I snickered my cars, because I realized Matell reuses UPCs and my cars I picked were prestine cards and I left behind anything without 100% perfect packaging too.
So Amazon does a review and send me pics and says I absolute f’d up and mislabeled.
Many back and forth, Amazon admitted, that that might not be my car as it was commingled at the ASIN level!
Really? Plus, the car in question was not sent in by me, (as Amazon originally claimed) but the customer. So 3 scenarios exist and the first appears to be always true:
1) Amazon co mingles inventory if you first create the item and are signed up for commingled. The FNSKU will begin with X if stickered, if not, your customer can get the wrong item and you WILL be blamed.
2) if you label when not required, doesn’t matter. Still commingled.
3) Customer returns item or swaps label, it is still your fault.
That is interesting. I wonder if it was just a mistake on amazon’s end when the wrong item was sent to the customer? As my understanding (and from my experience with returns) it has always appeared to be my item that was sent out.
Chris Green from Scanpower reckons that co-mingled inventory is on its way out. As there are too many opportunities of mis-use.
There are stories of people ordering Frozen merchandise direct from Amazon and they received counterfeit products! So the genuine products are getting mixed up with the fake products.

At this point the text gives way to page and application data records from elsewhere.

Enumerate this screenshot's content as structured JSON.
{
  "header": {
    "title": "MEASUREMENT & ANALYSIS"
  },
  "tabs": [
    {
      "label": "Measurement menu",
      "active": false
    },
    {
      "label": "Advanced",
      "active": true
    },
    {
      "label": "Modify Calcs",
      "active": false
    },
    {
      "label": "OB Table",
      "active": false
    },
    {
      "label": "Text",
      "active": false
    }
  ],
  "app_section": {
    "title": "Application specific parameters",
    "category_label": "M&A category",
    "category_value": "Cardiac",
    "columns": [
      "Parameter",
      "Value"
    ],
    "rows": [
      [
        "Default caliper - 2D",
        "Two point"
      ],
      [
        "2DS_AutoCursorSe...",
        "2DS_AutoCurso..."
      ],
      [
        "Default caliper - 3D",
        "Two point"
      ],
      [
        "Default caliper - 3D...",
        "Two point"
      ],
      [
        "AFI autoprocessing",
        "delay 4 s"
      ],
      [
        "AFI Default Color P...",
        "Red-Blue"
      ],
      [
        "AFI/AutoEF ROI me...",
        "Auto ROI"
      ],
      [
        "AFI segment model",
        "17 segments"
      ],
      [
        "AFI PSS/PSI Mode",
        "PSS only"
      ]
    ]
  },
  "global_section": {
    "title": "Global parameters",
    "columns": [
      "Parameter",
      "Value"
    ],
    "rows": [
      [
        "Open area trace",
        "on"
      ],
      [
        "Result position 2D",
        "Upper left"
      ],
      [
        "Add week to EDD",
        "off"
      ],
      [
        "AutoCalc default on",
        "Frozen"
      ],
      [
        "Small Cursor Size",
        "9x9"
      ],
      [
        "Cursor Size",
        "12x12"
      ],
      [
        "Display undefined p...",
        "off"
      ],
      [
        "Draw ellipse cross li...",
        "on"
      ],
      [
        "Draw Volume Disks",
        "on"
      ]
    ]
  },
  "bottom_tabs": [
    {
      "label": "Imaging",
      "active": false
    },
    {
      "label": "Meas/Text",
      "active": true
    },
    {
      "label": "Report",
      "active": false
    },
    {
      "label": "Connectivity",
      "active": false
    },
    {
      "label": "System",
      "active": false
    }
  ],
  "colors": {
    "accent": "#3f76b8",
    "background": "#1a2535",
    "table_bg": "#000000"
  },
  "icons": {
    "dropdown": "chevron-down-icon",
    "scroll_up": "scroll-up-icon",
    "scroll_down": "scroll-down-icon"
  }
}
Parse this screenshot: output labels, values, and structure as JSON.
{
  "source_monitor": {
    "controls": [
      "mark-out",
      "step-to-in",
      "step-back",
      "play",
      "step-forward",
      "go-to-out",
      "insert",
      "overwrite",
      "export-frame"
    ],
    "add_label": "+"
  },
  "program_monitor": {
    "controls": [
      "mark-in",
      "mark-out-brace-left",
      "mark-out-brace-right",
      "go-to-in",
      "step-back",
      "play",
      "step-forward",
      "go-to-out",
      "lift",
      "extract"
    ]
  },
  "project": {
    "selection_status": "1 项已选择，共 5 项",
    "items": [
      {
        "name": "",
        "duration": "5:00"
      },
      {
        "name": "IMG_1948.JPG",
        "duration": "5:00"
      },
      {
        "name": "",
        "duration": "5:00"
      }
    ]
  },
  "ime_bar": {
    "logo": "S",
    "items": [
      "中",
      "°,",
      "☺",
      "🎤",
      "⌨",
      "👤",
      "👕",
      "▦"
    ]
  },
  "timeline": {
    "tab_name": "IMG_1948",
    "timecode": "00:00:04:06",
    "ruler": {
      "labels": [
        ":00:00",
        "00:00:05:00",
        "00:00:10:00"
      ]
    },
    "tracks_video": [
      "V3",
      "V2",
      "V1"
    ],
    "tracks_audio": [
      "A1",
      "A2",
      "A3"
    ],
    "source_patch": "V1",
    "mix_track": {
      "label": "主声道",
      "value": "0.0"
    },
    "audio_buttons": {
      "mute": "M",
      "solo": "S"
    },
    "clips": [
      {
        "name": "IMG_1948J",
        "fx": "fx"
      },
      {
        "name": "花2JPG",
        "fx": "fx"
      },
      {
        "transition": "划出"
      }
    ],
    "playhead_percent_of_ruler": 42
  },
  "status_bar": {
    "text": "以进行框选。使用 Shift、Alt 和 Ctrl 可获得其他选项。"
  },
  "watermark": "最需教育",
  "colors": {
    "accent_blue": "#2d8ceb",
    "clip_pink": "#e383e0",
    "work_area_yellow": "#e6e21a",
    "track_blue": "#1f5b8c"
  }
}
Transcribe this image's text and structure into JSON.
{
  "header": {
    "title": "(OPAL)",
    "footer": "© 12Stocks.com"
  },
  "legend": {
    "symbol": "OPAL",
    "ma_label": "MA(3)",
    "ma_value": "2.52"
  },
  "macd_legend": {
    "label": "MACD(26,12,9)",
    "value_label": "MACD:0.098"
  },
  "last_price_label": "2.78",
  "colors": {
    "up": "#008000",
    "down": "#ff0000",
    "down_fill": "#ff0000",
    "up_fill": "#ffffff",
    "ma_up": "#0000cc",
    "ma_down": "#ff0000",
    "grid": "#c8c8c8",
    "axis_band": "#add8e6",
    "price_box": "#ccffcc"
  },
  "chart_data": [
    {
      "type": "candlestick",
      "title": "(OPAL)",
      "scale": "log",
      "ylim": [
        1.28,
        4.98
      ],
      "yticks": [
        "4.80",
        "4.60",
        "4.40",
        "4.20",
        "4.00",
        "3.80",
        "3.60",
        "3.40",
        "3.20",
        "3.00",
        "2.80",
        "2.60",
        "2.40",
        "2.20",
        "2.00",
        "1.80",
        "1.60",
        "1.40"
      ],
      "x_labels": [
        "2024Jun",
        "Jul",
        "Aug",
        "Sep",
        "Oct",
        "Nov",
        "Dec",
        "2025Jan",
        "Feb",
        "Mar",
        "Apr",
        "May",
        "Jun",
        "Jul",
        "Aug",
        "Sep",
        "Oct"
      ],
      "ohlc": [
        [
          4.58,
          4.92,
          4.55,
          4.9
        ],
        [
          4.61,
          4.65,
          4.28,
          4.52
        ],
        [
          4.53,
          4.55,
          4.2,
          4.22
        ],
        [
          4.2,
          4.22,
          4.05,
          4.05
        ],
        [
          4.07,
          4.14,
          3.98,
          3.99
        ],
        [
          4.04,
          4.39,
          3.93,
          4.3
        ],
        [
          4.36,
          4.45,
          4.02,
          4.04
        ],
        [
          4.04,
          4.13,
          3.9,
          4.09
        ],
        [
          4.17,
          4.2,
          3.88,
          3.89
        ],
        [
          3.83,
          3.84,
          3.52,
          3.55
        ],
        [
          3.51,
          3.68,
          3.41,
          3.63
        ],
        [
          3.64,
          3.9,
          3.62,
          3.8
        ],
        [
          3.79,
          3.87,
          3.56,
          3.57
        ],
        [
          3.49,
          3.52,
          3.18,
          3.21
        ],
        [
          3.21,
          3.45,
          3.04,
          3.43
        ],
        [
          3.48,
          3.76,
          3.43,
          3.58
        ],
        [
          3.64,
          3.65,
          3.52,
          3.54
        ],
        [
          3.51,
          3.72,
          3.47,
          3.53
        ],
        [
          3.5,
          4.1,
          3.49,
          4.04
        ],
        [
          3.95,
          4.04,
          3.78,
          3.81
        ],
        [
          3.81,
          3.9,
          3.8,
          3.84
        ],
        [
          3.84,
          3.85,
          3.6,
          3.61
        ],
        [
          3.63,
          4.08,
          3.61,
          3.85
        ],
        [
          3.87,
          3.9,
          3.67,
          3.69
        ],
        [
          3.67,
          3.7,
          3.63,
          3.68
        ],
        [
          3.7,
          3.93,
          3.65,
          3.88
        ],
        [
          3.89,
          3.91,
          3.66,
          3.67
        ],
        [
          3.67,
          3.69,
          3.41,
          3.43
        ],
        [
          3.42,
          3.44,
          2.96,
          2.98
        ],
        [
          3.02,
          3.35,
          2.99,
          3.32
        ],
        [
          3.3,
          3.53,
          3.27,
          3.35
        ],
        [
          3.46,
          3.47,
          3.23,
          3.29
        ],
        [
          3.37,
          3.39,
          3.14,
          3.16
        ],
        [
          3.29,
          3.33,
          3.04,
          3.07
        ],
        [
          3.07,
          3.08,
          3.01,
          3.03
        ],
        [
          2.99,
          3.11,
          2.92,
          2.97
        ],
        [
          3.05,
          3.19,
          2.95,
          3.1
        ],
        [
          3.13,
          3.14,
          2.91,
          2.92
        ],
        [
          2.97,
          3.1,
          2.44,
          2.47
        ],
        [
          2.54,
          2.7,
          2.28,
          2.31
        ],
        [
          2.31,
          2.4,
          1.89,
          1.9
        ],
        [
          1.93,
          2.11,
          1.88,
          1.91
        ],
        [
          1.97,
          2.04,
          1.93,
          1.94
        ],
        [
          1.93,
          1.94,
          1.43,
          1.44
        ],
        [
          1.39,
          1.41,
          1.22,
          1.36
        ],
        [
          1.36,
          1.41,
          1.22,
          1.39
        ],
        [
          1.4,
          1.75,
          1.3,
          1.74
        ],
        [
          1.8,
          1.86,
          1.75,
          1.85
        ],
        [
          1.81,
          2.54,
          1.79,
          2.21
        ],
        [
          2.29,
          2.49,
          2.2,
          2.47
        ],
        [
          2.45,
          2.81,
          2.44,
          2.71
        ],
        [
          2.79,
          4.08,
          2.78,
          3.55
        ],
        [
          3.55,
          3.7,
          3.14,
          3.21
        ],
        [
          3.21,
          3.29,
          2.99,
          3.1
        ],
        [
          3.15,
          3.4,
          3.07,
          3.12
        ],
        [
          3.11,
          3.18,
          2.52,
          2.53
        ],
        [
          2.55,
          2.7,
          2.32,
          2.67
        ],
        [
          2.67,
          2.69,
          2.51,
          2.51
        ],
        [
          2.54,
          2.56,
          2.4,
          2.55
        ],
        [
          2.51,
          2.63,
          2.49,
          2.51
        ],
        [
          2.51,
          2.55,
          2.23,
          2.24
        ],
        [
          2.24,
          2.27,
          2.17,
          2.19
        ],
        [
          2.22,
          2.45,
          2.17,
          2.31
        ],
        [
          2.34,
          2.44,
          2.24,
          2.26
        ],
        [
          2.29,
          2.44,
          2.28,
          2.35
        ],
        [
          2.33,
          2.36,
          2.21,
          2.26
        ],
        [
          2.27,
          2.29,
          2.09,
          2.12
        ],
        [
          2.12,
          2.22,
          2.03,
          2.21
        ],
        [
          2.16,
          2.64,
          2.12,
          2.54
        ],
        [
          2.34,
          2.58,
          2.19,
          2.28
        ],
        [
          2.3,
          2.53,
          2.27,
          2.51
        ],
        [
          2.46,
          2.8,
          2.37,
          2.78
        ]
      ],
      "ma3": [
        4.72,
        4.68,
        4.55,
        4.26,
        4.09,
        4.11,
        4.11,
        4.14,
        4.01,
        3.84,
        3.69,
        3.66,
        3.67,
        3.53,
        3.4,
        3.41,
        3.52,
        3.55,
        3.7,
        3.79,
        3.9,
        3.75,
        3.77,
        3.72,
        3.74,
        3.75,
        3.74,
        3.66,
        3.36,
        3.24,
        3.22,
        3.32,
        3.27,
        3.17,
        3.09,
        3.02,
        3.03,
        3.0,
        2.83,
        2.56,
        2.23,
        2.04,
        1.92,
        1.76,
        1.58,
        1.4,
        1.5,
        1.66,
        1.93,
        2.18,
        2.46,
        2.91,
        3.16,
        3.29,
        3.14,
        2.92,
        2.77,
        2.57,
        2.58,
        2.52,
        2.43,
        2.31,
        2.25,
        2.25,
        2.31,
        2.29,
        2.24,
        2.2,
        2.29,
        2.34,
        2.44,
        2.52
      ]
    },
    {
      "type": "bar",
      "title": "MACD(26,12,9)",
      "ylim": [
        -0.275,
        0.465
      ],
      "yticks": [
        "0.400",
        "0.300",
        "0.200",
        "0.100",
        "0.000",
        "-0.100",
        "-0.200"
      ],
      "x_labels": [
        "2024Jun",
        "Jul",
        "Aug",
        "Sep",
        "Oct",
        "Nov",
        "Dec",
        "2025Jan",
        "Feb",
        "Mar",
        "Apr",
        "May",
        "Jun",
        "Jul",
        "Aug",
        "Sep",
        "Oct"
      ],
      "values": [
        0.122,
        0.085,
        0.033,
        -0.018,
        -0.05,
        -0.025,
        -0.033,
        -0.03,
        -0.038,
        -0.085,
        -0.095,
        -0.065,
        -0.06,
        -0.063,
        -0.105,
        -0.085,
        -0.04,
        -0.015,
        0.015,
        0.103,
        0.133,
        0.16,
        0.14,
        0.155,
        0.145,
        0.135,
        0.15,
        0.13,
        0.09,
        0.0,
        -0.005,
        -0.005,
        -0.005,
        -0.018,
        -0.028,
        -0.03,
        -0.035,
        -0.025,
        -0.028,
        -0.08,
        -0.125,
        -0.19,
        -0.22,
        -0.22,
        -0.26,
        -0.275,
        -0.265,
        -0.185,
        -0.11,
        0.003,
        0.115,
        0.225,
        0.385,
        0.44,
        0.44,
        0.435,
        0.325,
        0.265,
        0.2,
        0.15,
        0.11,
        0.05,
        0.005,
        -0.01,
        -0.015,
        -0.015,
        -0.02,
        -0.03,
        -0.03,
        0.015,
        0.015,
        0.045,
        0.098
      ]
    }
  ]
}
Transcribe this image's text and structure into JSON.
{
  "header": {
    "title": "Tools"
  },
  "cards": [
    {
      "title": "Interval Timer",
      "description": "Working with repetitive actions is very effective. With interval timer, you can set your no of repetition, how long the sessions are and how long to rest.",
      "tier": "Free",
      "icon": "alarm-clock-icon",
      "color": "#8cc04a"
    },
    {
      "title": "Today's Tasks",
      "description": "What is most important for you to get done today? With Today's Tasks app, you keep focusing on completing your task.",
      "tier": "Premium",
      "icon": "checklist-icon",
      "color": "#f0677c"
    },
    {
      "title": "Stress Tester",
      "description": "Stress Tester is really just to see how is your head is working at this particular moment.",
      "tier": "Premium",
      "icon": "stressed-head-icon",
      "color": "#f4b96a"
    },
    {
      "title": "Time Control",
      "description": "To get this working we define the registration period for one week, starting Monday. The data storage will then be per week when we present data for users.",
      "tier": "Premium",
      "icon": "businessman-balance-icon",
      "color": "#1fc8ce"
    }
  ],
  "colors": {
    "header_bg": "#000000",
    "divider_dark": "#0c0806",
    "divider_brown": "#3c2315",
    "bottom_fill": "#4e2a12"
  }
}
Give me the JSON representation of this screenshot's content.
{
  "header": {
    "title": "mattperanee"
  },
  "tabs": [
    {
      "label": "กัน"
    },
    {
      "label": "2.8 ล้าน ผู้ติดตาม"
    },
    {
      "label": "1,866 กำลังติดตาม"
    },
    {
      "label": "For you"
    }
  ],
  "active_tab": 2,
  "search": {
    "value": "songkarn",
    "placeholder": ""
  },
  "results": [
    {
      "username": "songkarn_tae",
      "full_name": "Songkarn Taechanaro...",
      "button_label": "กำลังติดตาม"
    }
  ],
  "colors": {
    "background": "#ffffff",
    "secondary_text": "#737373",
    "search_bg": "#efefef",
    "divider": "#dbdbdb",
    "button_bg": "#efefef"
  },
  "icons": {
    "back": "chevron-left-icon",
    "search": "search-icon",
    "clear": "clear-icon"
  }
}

So to me it seems like its best to always use labelling so you can ensure the quality of your products.
I would tend to agree that it may be on the way out, and definitely agree that labeling everything is a good practice.
Sometimes I use the $.30 option to be able to ship to Tennessee instead of Arizona. ( I am in Indiana) I have a few of the items in stock ( at Tennessee) in 3 days and let Amazon do whatever they do with the rest ( usually multiples of the item)
Thanks for sharing! That sounds like a pretty good deal as you pay the $0.30 per item fee but have some of the items available faster and pay a lower shipping cost to send the items to amazon, I had never considered that benefit.
Cleared up. Thanks
Ryan, can you explain your 10 item example a little more?
Are you saying any time you have a few items, Amazon can have you ship to a few different places?
Do you find this out when you “register” the item with Amazon?
Can you ever just put everything in a box and ship to one warehouse without the extra fees?
Yes, anytime you are shipping items to amazon they tell you where to send the item. The way it normally works for me is that if I have 3 of the same item then amazon will have me ship to 3 different warehouses. I am usually shipping around 100 total items with multiples of each when I send to amazon, so this isn’t a big deal for me. Amazon tells you where to ship the items as you create your shipments.
There is no way that I am aware of to always put everything in one box without an additional fee.
It’s a misconception that all inventory with Inventory Placement will be sent to either the standard-sized warehouse or the oversized warehouse. While that is the way it USUALLY works, the only promise Amazon makes is that all inventory OF THE SAME SKU will go to one warehouse.
So it is quite conceivable that your inventory will be split between warehouses. Granted: that rarely happens. But just so your readers will know, your inventory CAN be split between skus.
I was unaware of that, thank you for pointing that out!